71 1/2 happy years together
and all seven of their children,
all girls, are still living. They are
Nadine Bagwell and husband
Charles, Dot Carrigan and hus-
band Buell, Gaynell Lail and
husband Gene, Creola Lail and
FIRST NATIONAL BANK
husband Sherman, Pat Houser
Scarborough and husband Jim,
and Debbie Fortenberry and
husband Harry. There are also
17 grandchildren, 17 great-
grandchildren and three great-
There's no special secret to
his long life, he says. He's just
always tried to live a moral life
and not introduce anything
harmful into his body.
His wife, who is 90, says
quite simply, their longevity is a
result of “God being good to
“When you get old some-
times you feel like you've done
about all you can do,” says Rew.
Scruggs, who has been preach-
ing since the age of 14. He said
he’d love to see many more
birthdays if it’s God's will.
“The main thing is being
ready,” he says. “If I lack any-
husband Ervin, Tinky
300 W. Mountain St.
529 New Hope Road
thing I don’t know what it is. I
wouldn't want to hasten the
day. By nature you want to live
as long as you can, but it's good
to know you've got a place to
Rev. Scruggs was saved at
the age of 13 at a tent revival
led by evangelist Henry Clay
Sisk in Caroleen. At the age of
14 he began touring with Sisk in
North and South Carolina and
became known as the “Boy
“I was converted in 1920 as a
barefoot boy and didn’t have a
second shirt to my back,” he re-
called. “The only shirt I had
was a home-made shirt that my
aunt made. The Lord didn’t
look at my clothes. He looked at
See Scruggs, 2A
106 S. Lafayette St.
the annexed areas are part of the Kings Mountain”
Currie said the Shelby system wants to reclaim foe A
that area to have the benefits of the extra taxation. i
Work begins on second mural -
The school merger issue will become more
complicated if Kings Mountain District Schools == 1
wins its cases, according to Currie. =

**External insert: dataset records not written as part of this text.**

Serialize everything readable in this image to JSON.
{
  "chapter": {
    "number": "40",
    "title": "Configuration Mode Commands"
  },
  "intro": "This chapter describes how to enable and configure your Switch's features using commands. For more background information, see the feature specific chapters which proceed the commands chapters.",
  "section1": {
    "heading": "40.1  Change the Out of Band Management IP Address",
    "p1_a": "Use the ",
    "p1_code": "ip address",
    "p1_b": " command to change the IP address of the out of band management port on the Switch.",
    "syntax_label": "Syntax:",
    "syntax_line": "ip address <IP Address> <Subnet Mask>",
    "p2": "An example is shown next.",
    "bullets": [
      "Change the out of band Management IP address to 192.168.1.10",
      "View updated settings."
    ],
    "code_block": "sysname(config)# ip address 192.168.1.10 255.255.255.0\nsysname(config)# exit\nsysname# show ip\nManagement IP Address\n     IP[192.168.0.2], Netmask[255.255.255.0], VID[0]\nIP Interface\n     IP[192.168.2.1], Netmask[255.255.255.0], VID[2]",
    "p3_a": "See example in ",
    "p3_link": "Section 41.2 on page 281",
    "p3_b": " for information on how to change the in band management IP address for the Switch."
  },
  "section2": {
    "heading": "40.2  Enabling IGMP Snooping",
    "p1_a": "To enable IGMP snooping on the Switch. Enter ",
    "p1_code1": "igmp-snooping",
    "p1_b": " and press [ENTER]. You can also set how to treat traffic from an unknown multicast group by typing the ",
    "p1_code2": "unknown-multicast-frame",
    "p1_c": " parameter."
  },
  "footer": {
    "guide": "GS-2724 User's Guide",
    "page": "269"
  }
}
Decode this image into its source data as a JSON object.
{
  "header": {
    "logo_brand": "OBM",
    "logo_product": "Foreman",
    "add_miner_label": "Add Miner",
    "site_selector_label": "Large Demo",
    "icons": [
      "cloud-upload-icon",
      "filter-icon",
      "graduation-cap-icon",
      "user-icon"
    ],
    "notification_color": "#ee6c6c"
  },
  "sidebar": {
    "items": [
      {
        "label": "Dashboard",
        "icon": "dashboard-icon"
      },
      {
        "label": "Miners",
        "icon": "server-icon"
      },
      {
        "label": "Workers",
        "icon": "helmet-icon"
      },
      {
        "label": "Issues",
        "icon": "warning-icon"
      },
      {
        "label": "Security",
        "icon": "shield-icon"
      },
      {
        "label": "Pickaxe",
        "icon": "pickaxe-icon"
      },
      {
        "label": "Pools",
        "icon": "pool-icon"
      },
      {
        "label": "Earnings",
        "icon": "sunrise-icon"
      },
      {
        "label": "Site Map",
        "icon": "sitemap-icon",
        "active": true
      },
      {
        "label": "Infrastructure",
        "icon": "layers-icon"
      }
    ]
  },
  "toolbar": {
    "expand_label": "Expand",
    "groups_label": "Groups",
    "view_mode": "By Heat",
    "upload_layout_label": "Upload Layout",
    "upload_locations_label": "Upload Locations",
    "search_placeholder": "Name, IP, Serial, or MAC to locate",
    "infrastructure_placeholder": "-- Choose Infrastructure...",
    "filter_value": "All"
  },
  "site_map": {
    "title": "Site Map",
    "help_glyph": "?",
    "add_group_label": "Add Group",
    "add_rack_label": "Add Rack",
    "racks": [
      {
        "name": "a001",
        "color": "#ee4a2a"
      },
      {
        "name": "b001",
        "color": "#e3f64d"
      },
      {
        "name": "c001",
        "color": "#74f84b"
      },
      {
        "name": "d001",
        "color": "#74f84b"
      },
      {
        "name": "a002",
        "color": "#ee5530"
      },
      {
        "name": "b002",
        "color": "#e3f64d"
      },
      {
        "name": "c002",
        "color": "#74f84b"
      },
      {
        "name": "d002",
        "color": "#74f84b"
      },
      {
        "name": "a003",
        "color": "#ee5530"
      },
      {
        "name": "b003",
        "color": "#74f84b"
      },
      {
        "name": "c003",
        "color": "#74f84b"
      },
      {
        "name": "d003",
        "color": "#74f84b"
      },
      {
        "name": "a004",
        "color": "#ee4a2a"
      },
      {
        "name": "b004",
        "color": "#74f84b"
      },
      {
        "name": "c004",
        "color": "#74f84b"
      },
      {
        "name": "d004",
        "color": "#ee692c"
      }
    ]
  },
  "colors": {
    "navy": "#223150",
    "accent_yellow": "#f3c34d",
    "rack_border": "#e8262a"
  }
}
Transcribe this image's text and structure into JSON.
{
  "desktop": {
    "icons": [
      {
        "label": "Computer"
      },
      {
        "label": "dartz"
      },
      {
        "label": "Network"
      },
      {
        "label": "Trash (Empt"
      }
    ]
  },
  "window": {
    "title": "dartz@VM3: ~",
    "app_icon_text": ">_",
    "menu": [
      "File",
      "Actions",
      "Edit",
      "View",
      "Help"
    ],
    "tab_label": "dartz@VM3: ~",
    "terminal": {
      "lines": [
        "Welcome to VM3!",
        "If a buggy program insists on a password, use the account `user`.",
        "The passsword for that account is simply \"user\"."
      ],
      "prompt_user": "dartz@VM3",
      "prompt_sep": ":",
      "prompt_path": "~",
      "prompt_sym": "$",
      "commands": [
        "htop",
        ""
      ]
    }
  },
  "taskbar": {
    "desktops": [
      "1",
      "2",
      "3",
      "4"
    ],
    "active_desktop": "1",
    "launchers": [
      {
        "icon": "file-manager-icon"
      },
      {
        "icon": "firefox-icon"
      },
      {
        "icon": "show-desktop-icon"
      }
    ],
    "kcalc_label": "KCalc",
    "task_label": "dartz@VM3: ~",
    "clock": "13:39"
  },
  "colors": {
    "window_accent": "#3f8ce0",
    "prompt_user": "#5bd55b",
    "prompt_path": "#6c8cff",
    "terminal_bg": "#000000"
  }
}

“It’s raising the red flag,” Currie said. “That if ==
merger is not effective, this thing is more compli- PA
cated than anybody could imagine. The rules that |
work for Kings Mountain should work for
in downtown Kings Mountain = |
By BEN LEDBETTER Haynes was at the site last
Staff Writer week preparing the wall at !
Preparations are being made
for Kings Mountian’s second
While the painting will take
longer, the city’s mural commit-
tee has raised $4,000, with $600
from the North Carolina Arts
Chairperson Shirley Brutko said
the mural is part of a larger goal
of the committee.
“We wanted to do several
murals,” Brutko said. “That was
our intention was to maybe do
up to a dozen.”
tooo Brutke said aconmittes wash
put together after the first mu-
ral to oversee future projects
and to obtain grants.
The mural will be painted in
four stages, and Forest City
artist Clive Haynes, who paint-
ed the latest mural on the Plonk
Brothers Building , will be
painting the second on the side
of Fred Kiser’s Restaurant fac-
ing Gold Street.
Haynes's latest mural depict-
ed a landscape, and the upcom-
ing one will have a scene .
around the depot with a train
“I'm excited,” Haynes said.
“It’s going to be another part of
history going on the wall.”
Kiser’s with his son Alex.
The discovery of gold in the
area was another Revolutionary
War theme Brutko said played
in to the design of the mural.
“A lot of people in Kings
Mountain don’t know this,”
Brutko said about how King,
Mountain and Gold Streets
Brutko said the streets were i
named to disclose the location go
of the mine in Kings Mountain, i
but nobody got around to nam-
ing a Gold Street.
“That's when Kings
Mountain started really coming
on strong was when gold was ud]
Sound inv the area Brutko said. 1
The creek where the gold was
found runs along Landing
Street and Crescent Hill Road.
Besides gold and the depot,
the grain mill and the train will
be the historical subjects depict-
ed in the Haynes’ mural.
Other historical themes in the
1800's will be added as well
such as people working at the
depot and grain mills.
Brutko said Haynes likes to
hide animals in his paintings i
such as animals, and elements
associated with the period in
For more information about
the mural call Shirley Brutko at
Clive Haynes and his son Alex, prepare the wall for the second
BEN LEDBETTER/THE HERALD i
Kings Mountain mural at Fred Kiser’'s Restaurant recently.
1225 Gastonia Hwy.